When we arrived back in Washington, D.C., in the first week of April, I enjoyed the flowers of the tulip magnolias. They were practically the only blooms in the still wintery landscape.
Although I believe what I was calling ‘tulip’ magnolias were really saucer magnolias (Magnolia x soulangeana), which are a hybrid of tulip or Mulan magnolia (M. liliiflora) and Yulan magnolia (M. denudata).
At DACOR-Bacon House, about two blocks west of the White House, I took a lot of photos of two magnolia trees that are planted at the tops of retaining walls, so that the lower blooms are right at eye level.
One of the best places in Washington to enjoy this tree blooming (or leafed out and casting shade) is the Moongate Garden of the Smithsonian’s Enid A. Haupt Garden.

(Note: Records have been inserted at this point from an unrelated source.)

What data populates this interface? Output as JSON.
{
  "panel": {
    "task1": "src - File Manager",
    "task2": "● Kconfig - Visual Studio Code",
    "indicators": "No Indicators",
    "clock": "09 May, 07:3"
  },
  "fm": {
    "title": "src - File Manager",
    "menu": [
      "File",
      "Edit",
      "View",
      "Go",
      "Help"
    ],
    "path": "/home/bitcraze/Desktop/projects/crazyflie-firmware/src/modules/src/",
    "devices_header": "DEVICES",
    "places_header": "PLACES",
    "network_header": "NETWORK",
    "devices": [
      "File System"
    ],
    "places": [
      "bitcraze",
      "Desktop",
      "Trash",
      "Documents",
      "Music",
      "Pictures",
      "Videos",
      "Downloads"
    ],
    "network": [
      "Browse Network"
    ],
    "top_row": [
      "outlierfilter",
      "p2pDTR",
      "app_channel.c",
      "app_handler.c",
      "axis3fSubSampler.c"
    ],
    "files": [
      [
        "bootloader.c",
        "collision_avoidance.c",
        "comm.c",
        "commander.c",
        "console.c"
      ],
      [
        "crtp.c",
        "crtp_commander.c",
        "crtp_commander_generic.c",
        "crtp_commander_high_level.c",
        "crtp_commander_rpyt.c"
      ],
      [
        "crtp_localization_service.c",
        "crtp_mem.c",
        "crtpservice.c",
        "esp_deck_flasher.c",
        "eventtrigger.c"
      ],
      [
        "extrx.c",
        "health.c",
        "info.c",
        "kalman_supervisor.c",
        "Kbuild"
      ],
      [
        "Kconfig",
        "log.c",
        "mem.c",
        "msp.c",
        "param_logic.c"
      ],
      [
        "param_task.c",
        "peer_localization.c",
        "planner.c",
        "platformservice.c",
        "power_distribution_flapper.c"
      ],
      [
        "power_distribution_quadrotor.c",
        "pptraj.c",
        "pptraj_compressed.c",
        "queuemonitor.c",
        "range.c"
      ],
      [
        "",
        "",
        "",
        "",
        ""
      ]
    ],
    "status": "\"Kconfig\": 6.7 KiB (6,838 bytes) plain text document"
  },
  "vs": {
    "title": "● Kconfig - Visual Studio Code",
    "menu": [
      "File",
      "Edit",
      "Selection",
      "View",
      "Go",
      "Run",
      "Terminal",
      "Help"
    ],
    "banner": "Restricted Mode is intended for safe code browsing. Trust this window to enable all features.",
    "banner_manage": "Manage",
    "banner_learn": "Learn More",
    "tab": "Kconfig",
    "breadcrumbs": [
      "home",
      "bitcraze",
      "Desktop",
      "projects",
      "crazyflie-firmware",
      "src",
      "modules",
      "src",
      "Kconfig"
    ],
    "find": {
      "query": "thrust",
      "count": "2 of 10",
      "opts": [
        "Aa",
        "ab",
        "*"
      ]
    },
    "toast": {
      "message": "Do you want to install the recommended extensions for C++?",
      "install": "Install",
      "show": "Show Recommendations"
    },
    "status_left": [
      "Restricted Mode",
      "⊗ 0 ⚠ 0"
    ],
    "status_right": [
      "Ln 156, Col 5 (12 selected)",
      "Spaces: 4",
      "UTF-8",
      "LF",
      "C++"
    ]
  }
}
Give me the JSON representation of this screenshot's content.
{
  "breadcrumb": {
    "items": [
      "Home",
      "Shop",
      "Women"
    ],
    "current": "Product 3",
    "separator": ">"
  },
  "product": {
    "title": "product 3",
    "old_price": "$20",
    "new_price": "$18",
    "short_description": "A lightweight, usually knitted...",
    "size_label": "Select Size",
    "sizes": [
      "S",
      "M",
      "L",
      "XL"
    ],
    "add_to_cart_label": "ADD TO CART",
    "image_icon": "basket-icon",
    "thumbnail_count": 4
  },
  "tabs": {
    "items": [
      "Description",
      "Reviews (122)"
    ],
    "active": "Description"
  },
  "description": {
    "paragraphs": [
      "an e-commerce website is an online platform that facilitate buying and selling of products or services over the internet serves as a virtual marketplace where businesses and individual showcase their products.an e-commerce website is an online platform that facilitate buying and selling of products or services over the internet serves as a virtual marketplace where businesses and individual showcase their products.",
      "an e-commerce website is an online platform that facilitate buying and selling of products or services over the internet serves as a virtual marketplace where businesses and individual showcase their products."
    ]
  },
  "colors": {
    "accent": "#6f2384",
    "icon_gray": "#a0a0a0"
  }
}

And that Washington flower, the pink magnolia tree, blooms now/ In little yards, its trunk a smoky gray. . . .
Here’s another steps/ramp (driveway) combination that I snapped during our recent travels — at the back of DACOR Bacon House, an historic former residence a couple of blocks from the White House in Washington, D.C.
I like the mix of old brick and pebbly concrete.
BELOW: In front of a D.C. office building, I also spotted this nice solution to those sharp planting bed corners that are always bare dirt because people cut across them.
From 1831 to 1833, it was a boarding house whose tenants included Chief Justice John Marshall and several other Supreme Court Justices. Virginia Murray Bacon and her husband, a U.S. Congressman, bought the house in 1925. She lived there until her death at the age of 89, when she bequeathed it to the Foundation.
I was told that Mrs. Bacon spotted the garden’s huge willow oak in the nearby town of Silver Spring about 65 years ago. She was so taken with it that she bought it and had it dug up and trucked to 18th and F Streets, then hoisted over the garden wall by crane.
DACOR Bacon House also houses the Ringgold-Marshall Museum and can be toured Mondays, Wednesdays, and Thursdays, 2:30 – 4:30 p.m. It is listed in the National Register of Historic Places.
The DACOR Bacon House Foundation works to develop mutual international understanding and strengthen ties between the people of the United States and other nations. DACOR, Inc., is an association of retired officers of the U.S. Foreign Service and of other foreign affairs agencies and their spouses.
DACOR members (click the link above) may rent the house and garden for weddings, and it would be a really lovely venue. (In the 1860s, President and Mrs. Lincoln attended a wedding there.)